**THE TASK**
Return every entry below exactly as written, minus the pictures.

BEGIN

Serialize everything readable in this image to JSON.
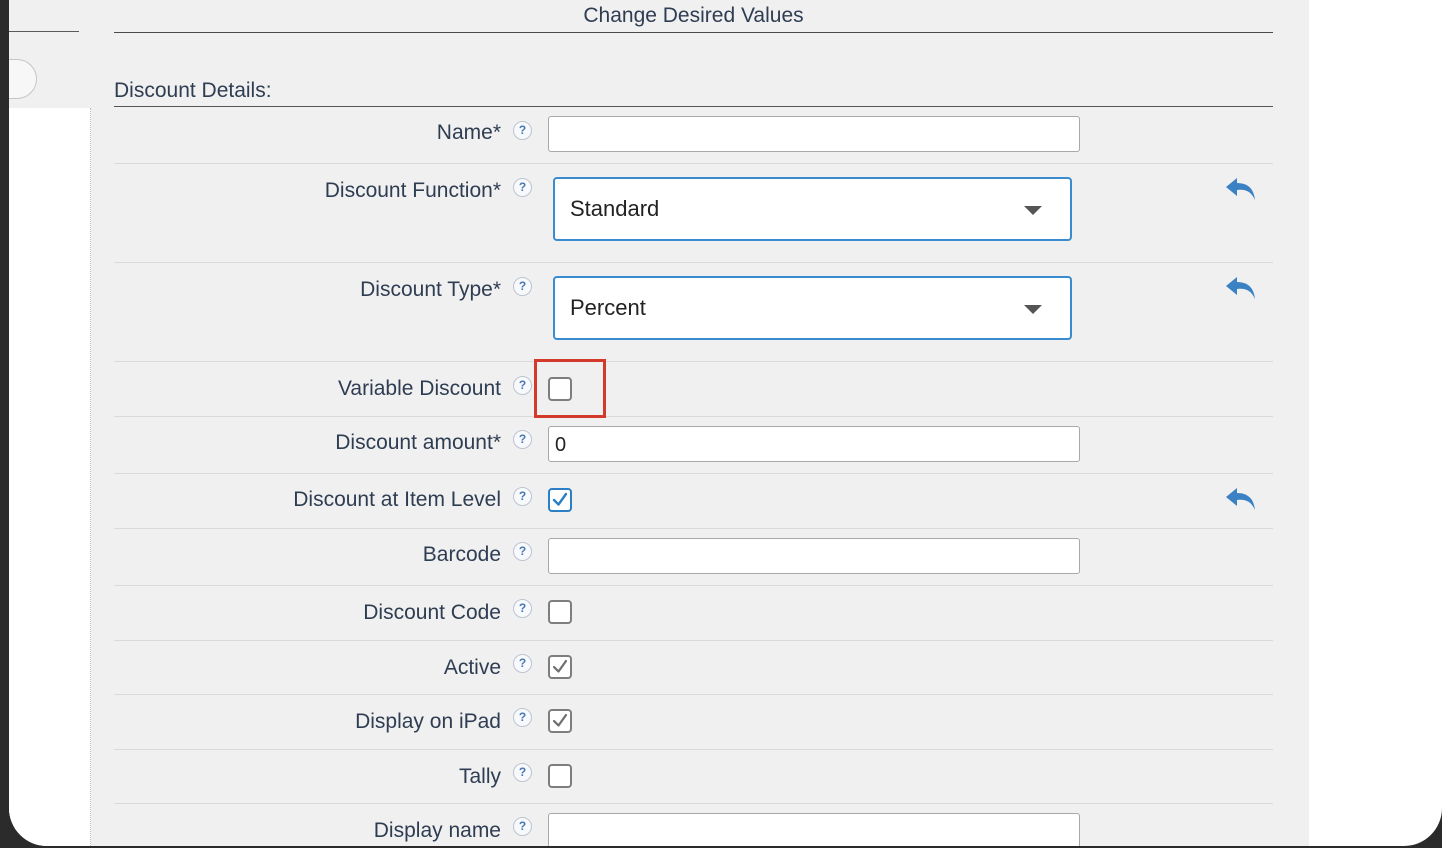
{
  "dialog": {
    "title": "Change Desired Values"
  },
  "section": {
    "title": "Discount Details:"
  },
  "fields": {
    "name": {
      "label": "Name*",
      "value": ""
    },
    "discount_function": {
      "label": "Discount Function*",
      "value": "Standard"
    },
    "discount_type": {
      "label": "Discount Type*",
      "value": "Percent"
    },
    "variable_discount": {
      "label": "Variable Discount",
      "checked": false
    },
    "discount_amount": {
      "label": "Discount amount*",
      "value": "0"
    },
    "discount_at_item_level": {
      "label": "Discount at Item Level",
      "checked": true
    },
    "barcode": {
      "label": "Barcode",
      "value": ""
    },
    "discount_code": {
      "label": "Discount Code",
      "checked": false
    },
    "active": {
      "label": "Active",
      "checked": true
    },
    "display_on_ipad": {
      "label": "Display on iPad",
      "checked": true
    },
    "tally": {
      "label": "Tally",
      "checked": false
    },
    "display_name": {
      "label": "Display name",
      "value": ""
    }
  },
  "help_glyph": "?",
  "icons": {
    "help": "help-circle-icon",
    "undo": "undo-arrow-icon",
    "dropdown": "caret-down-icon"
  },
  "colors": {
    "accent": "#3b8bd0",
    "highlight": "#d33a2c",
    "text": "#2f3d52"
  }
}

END

**EXERCISE SOLUTION**
Serialize everything readable in this image to JSON.
{
  "dialog": {
    "title": "Change Desired Values"
  },
  "section": {
    "title": "Discount Details:"
  },
  "fields": {
    "name": {
      "label": "Name*",
      "value": ""
    },
    "discount_function": {
      "label": "Discount Function*",
      "value": "Standard"
    },
    "discount_type": {
      "label": "Discount Type*",
      "value": "Percent"
    },
    "variable_discount": {
      "label": "Variable Discount",
      "checked": false
    },
    "discount_amount": {
      "label": "Discount amount*",
      "value": "0"
    },
    "discount_at_item_level": {
      "label": "Discount at Item Level",
      "checked": true
    },
    "barcode": {
      "label": "Barcode",
      "value": ""
    },
    "discount_code": {
      "label": "Discount Code",
      "checked": false
    },
    "active": {
      "label": "Active",
      "checked": true
    },
    "display_on_ipad": {
      "label": "Display on iPad",
      "checked": true
    },
    "tally": {
      "label": "Tally",
      "checked": false
    },
    "display_name": {
      "label": "Display name",
      "value": ""
    }
  },
  "help_glyph": "?",
  "icons": {
    "help": "help-circle-icon",
    "undo": "undo-arrow-icon",
    "dropdown": "caret-down-icon"
  },
  "colors": {
    "accent": "#3b8bd0",
    "highlight": "#d33a2c",
    "text": "#2f3d52"
  }
}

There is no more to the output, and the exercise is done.